Apparently, the bigger your amygdala is, the better you are at making and establishing friendships – according to a report of a team led by Dr Lisa Feldman Barrett of the Massachusetts General Hospital and Harvard Medical School in Boston.
In a study of 58 people, taking into account age and total brain size, the US team found significant differences in the amygdala’s size in people with larger, more complex social networks. This region has long been linked with emotional and mental state.
I know, you’re probably asking WTF is an amygdala, so Wikipedia sprints to the rescue:
The amygdalae (singular: amygdala; also corpus amygdaloideum) (Latin, from Greek αμυγδαλή, amygdalē, ‘almond’, ‘tonsil’, listed in the Gray’s Anatomy as the nucleus amygdalæ) are almond-shaped groups of nuclei located deep within the medial temporal lobes of the brain in complex vertebrates, including humans. Shown in research to perform a primary role in the processing and memory of emotional reactions, the amygdalae are considered part of the limbic system.
In other words, it’s a pair of “junk” inside your brain that controls how often you have a rage fit over things that happened in the past.
Apparently, people with a lot of emotional garbage have a loaded pair of amygdalae, however, according to the aforementioned research a large-sized amygdala region signifies an ability to form complex emotional relationships, such as friendships.
And that’s where social media come into play.

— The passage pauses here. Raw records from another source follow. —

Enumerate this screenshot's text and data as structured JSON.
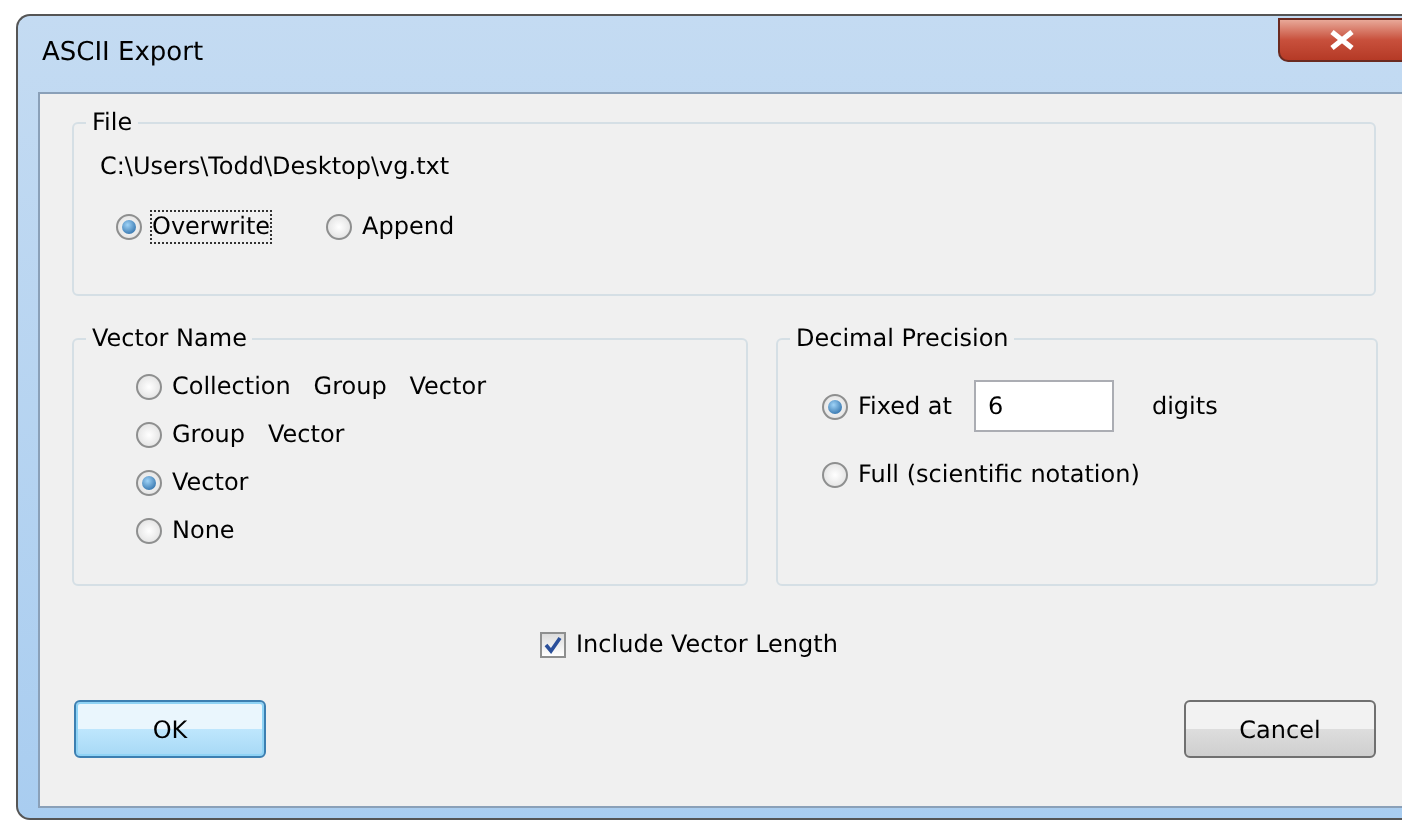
{
  "window": {
    "title": "ASCII Export"
  },
  "file_group": {
    "title": "File",
    "path": "C:\\Users\\Todd\\Desktop\\vg.txt",
    "options": [
      {
        "label": "Overwrite",
        "selected": true,
        "focused": true
      },
      {
        "label": "Append",
        "selected": false,
        "focused": false
      }
    ]
  },
  "vector_name": {
    "title": "Vector Name",
    "options": [
      {
        "label": "Collection   Group   Vector",
        "selected": false
      },
      {
        "label": "Group   Vector",
        "selected": false
      },
      {
        "label": "Vector",
        "selected": true
      },
      {
        "label": "None",
        "selected": false
      }
    ]
  },
  "decimal_precision": {
    "title": "Decimal Precision",
    "options": [
      {
        "kind": "fixed",
        "label": "Fixed at",
        "value": "6",
        "suffix": "digits",
        "selected": true
      },
      {
        "kind": "plain",
        "label": "Full (scientific notation)",
        "selected": false
      }
    ]
  },
  "include_vector_length": {
    "label": "Include Vector Length",
    "checked": true
  },
  "buttons": [
    {
      "label": "OK",
      "default": true
    },
    {
      "label": "Cancel",
      "default": false
    }
  ]
}
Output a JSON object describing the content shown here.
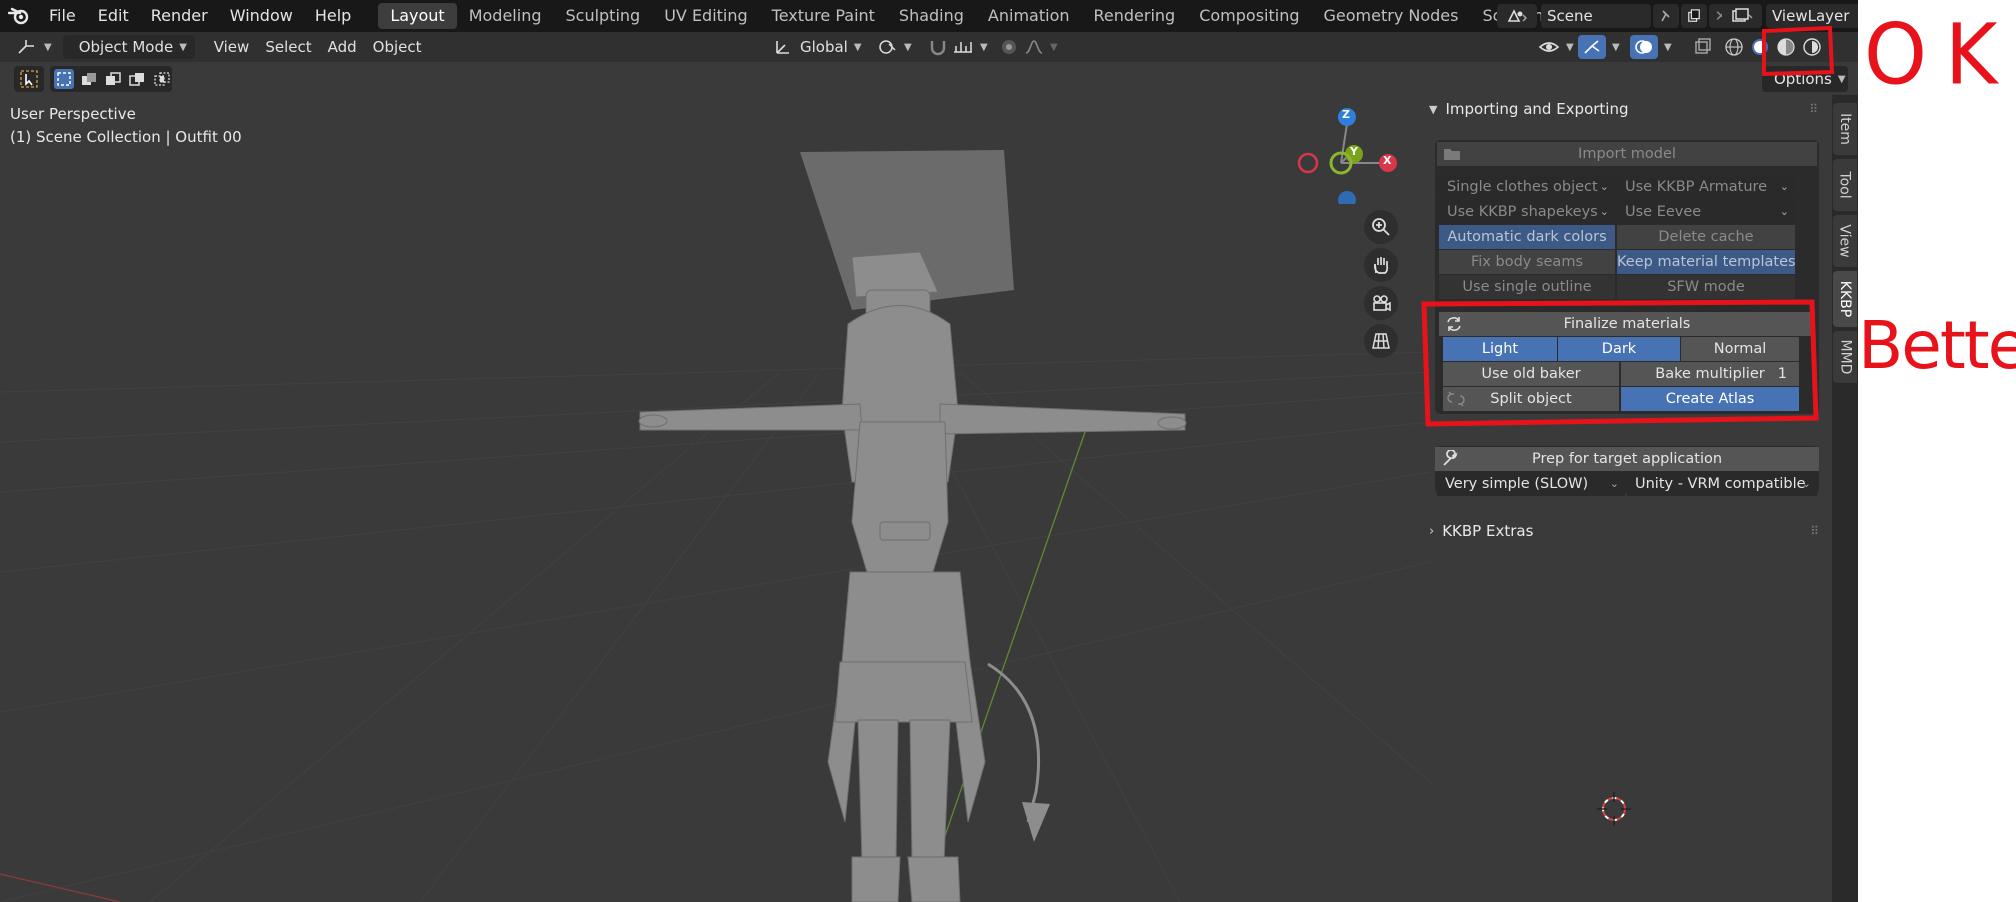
{
  "topbar": {
    "menus": [
      "File",
      "Edit",
      "Render",
      "Window",
      "Help"
    ],
    "workspaces": [
      "Layout",
      "Modeling",
      "Sculpting",
      "UV Editing",
      "Texture Paint",
      "Shading",
      "Animation",
      "Rendering",
      "Compositing",
      "Geometry Nodes",
      "Scripting"
    ],
    "active_workspace": "Layout",
    "add_workspace": "+",
    "scene": "Scene",
    "view_layer": "ViewLayer"
  },
  "header": {
    "mode": "Object Mode",
    "menus": [
      "View",
      "Select",
      "Add",
      "Object"
    ],
    "transform_orientation": "Global",
    "options_label": "Options"
  },
  "viewport": {
    "perspective": "User Perspective",
    "collection": "(1) Scene Collection | Outfit 00",
    "gizmo": {
      "z": "Z",
      "y": "Y",
      "x": "X"
    }
  },
  "npanel": {
    "section_title": "Importing and Exporting",
    "import_model": "Import model",
    "import_rows": [
      {
        "left": "Single clothes object",
        "right": "Use KKBP Armature"
      },
      {
        "left": "Use KKBP shapekeys",
        "right": "Use Eevee"
      },
      {
        "left": "Automatic dark colors",
        "right": "Delete cache"
      },
      {
        "left": "Fix body seams",
        "right": "Keep material templates"
      },
      {
        "left": "Use single outline",
        "right": "SFW mode"
      }
    ],
    "finalize_materials": "Finalize materials",
    "light": "Light",
    "dark": "Dark",
    "normal": "Normal",
    "use_old_baker": "Use old baker",
    "bake_multiplier_label": "Bake multiplier",
    "bake_multiplier_value": "1",
    "split_object": "Split object",
    "create_atlas": "Create Atlas",
    "prep_target": "Prep for target application",
    "prep_left": "Very simple (SLOW)",
    "prep_right": "Unity  -  VRM compatible",
    "extras_title": "KKBP Extras",
    "side_tabs": [
      "Item",
      "Tool",
      "View",
      "KKBP",
      "MMD"
    ],
    "active_tab": "KKBP"
  },
  "annotations": {
    "ok": "OK",
    "better": "Better",
    "color": "#e8121b"
  },
  "colors": {
    "accent_blue": "#4772b3",
    "viewport_bg": "#3a3a3a",
    "topbar_bg": "#181818"
  }
}
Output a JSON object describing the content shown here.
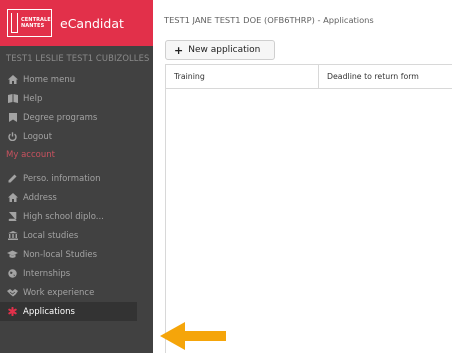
{
  "brand": {
    "logo_line1": "CENTRALE",
    "logo_line2": "NANTES",
    "title": "eCandidat"
  },
  "sidebar": {
    "user": "TEST1 LESLIE TEST1 CUBIZOLLES",
    "main_items": [
      {
        "label": "Home menu",
        "icon": "home-icon"
      },
      {
        "label": "Help",
        "icon": "book-icon"
      },
      {
        "label": "Degree programs",
        "icon": "bookmark-icon"
      },
      {
        "label": "Logout",
        "icon": "power-icon"
      }
    ],
    "account_section": "My account",
    "account_items": [
      {
        "label": "Perso. information",
        "icon": "pencil-icon"
      },
      {
        "label": "Address",
        "icon": "home-icon"
      },
      {
        "label": "High school diplo...",
        "icon": "book-icon"
      },
      {
        "label": "Local studies",
        "icon": "bank-icon"
      },
      {
        "label": "Non-local Studies",
        "icon": "graduation-cap-icon"
      },
      {
        "label": "Internships",
        "icon": "globe-icon"
      },
      {
        "label": "Work experience",
        "icon": "handshake-icon"
      },
      {
        "label": "Applications",
        "icon": "asterisk-icon",
        "active": true
      }
    ],
    "accent_color": "#e2304a",
    "background_color": "#414141"
  },
  "main": {
    "title": "TEST1 JANE TEST1 DOE (OFB6THRP) - Applications",
    "new_button_label": "New application",
    "table": {
      "columns": [
        "Training",
        "Deadline to return form"
      ],
      "rows": []
    }
  },
  "annotation": {
    "arrow_color": "#f5a50a",
    "points_to": "Applications"
  }
}
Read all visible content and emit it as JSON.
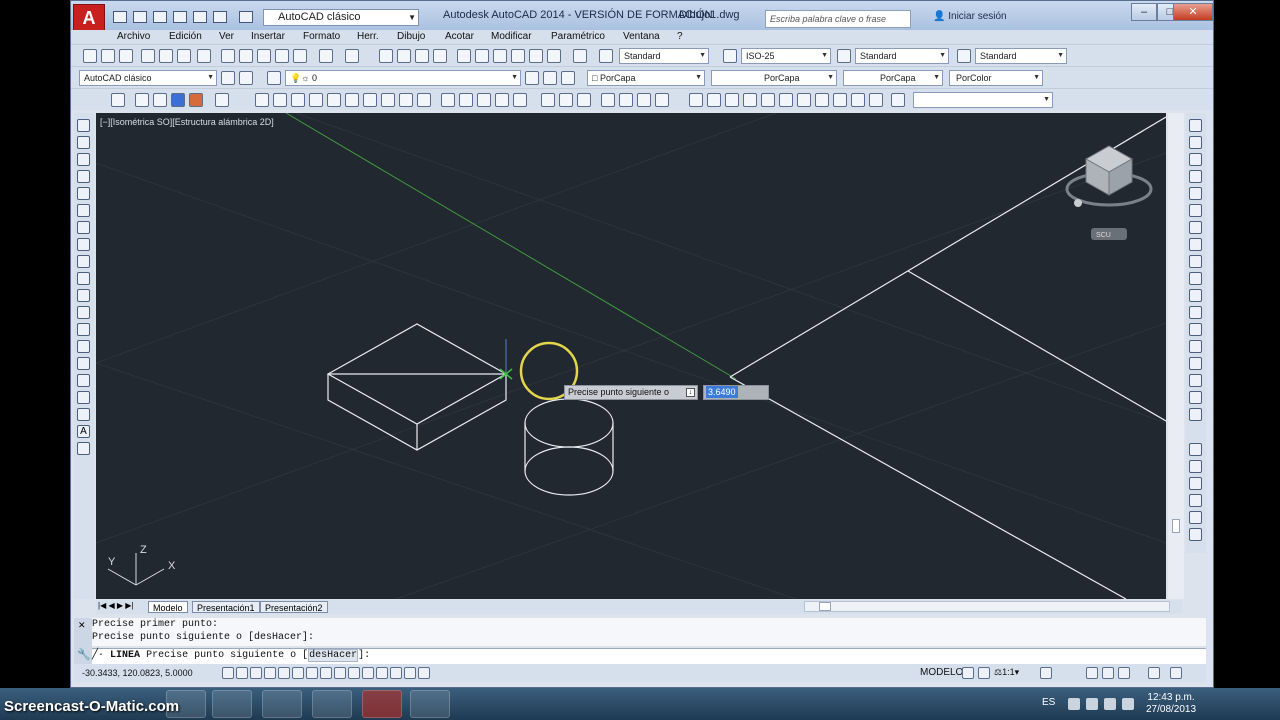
{
  "titlebar": {
    "workspace": "AutoCAD clásico",
    "title": "Autodesk AutoCAD 2014 - VERSIÓN DE FORMACIÓN",
    "document": "Dibujo1.dwg",
    "search_placeholder": "Escriba palabra clave o frase",
    "signin": "Iniciar sesión"
  },
  "menu": [
    "Archivo",
    "Edición",
    "Ver",
    "Insertar",
    "Formato",
    "Herr.",
    "Dibujo",
    "Acotar",
    "Modificar",
    "Paramétrico",
    "Ventana",
    "?"
  ],
  "styles_toolbar": {
    "text_style": "Standard",
    "dim_style": "ISO-25",
    "table_style": "Standard",
    "mleader_style": "Standard"
  },
  "layers_toolbar": {
    "workspace": "AutoCAD clásico",
    "layer": "0",
    "color": "PorCapa",
    "linetype": "PorCapa",
    "lineweight": "PorCapa",
    "plotstyle": "PorColor"
  },
  "viewport": {
    "label": "[−][Isométrica SO][Estructura alámbrica 2D]",
    "wcs": "SCU",
    "ucs_x": "X",
    "ucs_y": "Y",
    "ucs_z": "Z"
  },
  "dynamic_input": {
    "prompt": "Precise punto siguiente o",
    "value": "3.6490"
  },
  "tabs": [
    "Modelo",
    "Presentación1",
    "Presentación2"
  ],
  "command": {
    "history": [
      "Precise primer punto:",
      "Precise punto siguiente o [desHacer]:"
    ],
    "current_cmd": "LINEA",
    "current_prompt": "Precise punto siguiente o [",
    "option": "desHacer",
    "suffix": "]:"
  },
  "statusbar": {
    "coords": "-30.3433, 120.0823, 5.0000",
    "space": "MODELO",
    "scale": "1:1"
  },
  "taskbar": {
    "watermark": "Screencast-O-Matic.com",
    "lang": "ES",
    "time": "12:43 p.m.",
    "date": "27/08/2013"
  },
  "colors": {
    "canvas": "#212830",
    "ui": "#d6dfec",
    "accent": "#c8201e"
  }
}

Which can only mean one thing: Francois Carrillo, owner of Domaining.com must have one huge pair of amygdalae, if we were to consider the sheer number (1935) of his Facebook friends!